### Data under study

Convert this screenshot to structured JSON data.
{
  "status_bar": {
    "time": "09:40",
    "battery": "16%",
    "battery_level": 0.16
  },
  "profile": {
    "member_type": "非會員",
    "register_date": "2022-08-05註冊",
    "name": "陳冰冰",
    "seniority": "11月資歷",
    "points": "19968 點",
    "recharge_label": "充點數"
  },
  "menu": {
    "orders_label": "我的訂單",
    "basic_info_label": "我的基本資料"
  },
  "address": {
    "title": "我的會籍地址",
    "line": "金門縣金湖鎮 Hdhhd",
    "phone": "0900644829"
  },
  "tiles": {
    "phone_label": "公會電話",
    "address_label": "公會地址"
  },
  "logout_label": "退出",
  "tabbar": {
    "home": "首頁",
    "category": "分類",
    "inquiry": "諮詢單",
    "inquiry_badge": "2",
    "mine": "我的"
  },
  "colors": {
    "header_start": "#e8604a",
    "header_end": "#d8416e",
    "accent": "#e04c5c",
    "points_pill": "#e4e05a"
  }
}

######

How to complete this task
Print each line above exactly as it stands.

Worked solution
Convert this screenshot to structured JSON data.
{
  "status_bar": {
    "time": "09:40",
    "battery": "16%",
    "battery_level": 0.16
  },
  "profile": {
    "member_type": "非會員",
    "register_date": "2022-08-05註冊",
    "name": "陳冰冰",
    "seniority": "11月資歷",
    "points": "19968 點",
    "recharge_label": "充點數"
  },
  "menu": {
    "orders_label": "我的訂單",
    "basic_info_label": "我的基本資料"
  },
  "address": {
    "title": "我的會籍地址",
    "line": "金門縣金湖鎮 Hdhhd",
    "phone": "0900644829"
  },
  "tiles": {
    "phone_label": "公會電話",
    "address_label": "公會地址"
  },
  "logout_label": "退出",
  "tabbar": {
    "home": "首頁",
    "category": "分類",
    "inquiry": "諮詢單",
    "inquiry_badge": "2",
    "mine": "我的"
  },
  "colors": {
    "header_start": "#e8604a",
    "header_end": "#d8416e",
    "accent": "#e04c5c",
    "points_pill": "#e4e05a"
  }
}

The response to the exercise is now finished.